The Australian Guidelines for the Treatment of Acute Stress Disorder, Posttraumatic Stress Disorder and Complex PTSD (Phoenix Australia, 2020) suggest that group TF-CBT may be attempted where individual TF-CBT or EMDR is not possible.

Psychological treatment setting and duration

Psychological treatment should be regular and continuous. The trauma-focussed component of treatment is best delivered at least once a week. Eight to twelve weeks of trauma-focussed treatment is usually sufficient when the PTSD results from a single event. Veterans can expect treatment sessions in which the trauma is discussed to last for about 90 minutes. It may be necessary to extend the duration of trauma-focussed treatment beyond 12 sessions for more complex cases, such as veterans with:

  • chronic disability resulting from trauma
  • significant comorbid disorders
  • significant social problems
  • a history of multiple traumatic events

Pharmacological interventions

Medication is not recommended as a routine first-line treatment for PTSD. However, selective serotonin reuptake inhibitor (SSRIs) antidepressants (namely sertraline, paroxetine and fluoxetine), or the serotonin-noradrenaline reuptake inhibitor (SNRI) antidepressant venlafaxine, may be considered as the first pharmacological option when the veteran is unwilling or unable to engage in trauma-focussed psychological treatment. If appropriate psychological therapy is not available, or if it fails to produce a sufficient response.

Other newer generation anti-depressants may need to be used as second line options. In situations of complexity or treatment resistance, antidepressant treatment may need to be augmented with additional medication. Atypical antipsychotics have been used in this role but with limited research evidence base. Prazosin, an adrenergic agent, has been shown to assist in the treatment of PTSD nightmares and insomnia (Raskind et al., 2013).

Treatment of ASD

Within the first month of exposure to trauma, before a diagnosis of PTSD can be made, the recommended course of early intervention is a stepped/collaborative care model which ensures individuals receive ongoing monitoring and care commensurate with the severity and complexity of their individual needs, usually using elements derived from CBT and motivational interviewing (Phoenix Australia, 2020). Pharmacotherapy is not generally recommended, and there is no evidence to suggest that pharmacotherapy for ASD can prevent the onset of PTSD.

See also

  • Posttraumatic stress disorder (PTSD)

    Posttraumatic stress refers to a group of reactions that can occur after someone has experienced a traumatic event. It's common in the Australian community, not just veterans. Effective therapies are available to minimise its impact on you and your family.
  • PTSD coach logo

    PTSD Coach Australia app

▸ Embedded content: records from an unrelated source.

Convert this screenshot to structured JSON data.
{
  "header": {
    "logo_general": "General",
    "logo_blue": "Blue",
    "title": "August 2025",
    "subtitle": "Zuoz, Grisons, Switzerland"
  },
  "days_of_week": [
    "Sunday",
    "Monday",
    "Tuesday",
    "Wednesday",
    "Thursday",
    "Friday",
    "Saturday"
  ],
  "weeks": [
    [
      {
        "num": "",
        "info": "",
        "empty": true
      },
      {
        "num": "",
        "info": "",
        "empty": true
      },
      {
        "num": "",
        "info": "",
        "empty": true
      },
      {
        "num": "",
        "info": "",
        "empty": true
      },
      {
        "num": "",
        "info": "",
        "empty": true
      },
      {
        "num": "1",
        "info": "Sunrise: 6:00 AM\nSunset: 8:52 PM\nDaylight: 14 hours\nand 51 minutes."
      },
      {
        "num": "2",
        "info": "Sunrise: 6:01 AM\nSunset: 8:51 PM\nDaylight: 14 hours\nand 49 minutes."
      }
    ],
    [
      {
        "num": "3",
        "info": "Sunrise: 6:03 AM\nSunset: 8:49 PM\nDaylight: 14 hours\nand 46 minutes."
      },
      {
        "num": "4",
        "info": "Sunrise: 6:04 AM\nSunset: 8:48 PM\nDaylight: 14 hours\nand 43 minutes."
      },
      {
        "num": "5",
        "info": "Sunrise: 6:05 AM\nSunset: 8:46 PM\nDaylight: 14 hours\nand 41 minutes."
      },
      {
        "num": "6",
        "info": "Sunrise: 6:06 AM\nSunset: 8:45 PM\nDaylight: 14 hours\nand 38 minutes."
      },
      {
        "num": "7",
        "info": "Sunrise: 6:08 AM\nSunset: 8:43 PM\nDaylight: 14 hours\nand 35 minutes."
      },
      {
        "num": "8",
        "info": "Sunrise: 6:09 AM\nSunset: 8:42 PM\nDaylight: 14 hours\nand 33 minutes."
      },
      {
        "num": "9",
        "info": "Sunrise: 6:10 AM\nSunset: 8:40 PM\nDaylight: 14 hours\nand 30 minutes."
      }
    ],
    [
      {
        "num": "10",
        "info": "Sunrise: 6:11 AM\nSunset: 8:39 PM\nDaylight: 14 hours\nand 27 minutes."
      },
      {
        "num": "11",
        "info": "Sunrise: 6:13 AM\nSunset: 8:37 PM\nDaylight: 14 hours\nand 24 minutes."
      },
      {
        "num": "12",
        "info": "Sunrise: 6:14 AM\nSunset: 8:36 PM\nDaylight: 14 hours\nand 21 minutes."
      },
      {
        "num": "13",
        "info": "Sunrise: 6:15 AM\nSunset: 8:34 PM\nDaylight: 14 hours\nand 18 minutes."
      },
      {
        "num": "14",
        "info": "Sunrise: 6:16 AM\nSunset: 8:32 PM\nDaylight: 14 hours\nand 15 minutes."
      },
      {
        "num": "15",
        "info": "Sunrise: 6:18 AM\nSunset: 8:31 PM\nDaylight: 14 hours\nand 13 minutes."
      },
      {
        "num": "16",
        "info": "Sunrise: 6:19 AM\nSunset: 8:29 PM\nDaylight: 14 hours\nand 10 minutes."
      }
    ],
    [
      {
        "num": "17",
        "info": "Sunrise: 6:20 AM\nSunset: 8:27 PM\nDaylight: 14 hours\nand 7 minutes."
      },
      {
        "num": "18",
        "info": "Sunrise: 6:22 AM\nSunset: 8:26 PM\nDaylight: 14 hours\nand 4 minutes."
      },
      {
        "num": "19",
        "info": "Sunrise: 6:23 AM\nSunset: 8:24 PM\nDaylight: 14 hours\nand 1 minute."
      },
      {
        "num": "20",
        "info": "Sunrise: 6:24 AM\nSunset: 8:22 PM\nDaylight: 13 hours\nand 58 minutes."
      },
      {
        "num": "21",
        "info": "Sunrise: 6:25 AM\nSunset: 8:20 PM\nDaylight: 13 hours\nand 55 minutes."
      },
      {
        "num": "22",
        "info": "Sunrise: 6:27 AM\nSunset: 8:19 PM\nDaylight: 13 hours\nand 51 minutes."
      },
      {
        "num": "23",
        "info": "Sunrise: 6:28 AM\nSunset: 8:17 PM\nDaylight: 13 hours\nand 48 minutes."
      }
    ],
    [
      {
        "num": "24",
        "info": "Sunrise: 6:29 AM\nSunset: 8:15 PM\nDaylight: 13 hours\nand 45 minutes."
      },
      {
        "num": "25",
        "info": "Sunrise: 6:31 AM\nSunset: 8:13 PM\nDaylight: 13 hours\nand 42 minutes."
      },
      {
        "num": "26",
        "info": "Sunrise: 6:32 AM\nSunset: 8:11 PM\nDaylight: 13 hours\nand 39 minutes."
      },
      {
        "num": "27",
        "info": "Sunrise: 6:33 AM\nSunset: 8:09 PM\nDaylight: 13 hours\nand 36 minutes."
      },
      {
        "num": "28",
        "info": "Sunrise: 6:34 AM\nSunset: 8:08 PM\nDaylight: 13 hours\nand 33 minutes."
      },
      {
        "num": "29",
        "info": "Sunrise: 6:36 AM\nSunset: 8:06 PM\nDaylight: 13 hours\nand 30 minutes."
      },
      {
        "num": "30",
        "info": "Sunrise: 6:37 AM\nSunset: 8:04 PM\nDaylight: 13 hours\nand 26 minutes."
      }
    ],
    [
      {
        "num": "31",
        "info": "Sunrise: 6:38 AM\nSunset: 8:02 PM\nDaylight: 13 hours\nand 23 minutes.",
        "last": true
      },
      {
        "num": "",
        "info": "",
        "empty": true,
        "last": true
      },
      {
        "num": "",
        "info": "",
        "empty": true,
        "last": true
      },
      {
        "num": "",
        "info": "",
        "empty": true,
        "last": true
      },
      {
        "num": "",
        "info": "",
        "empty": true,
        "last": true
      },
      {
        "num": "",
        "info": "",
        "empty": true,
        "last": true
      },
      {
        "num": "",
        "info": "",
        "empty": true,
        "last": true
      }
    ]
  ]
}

    This app was designed specifically for ex and current-serving ADF personnel to learn about and manage symptoms that can occur after trauma.
  • head to health
    Self-help resources

    Head to health

    Head to Health provides links to trusted Australian websites and apps to support the self-management of mental health symptoms, such as anxiety. Visit Head to health.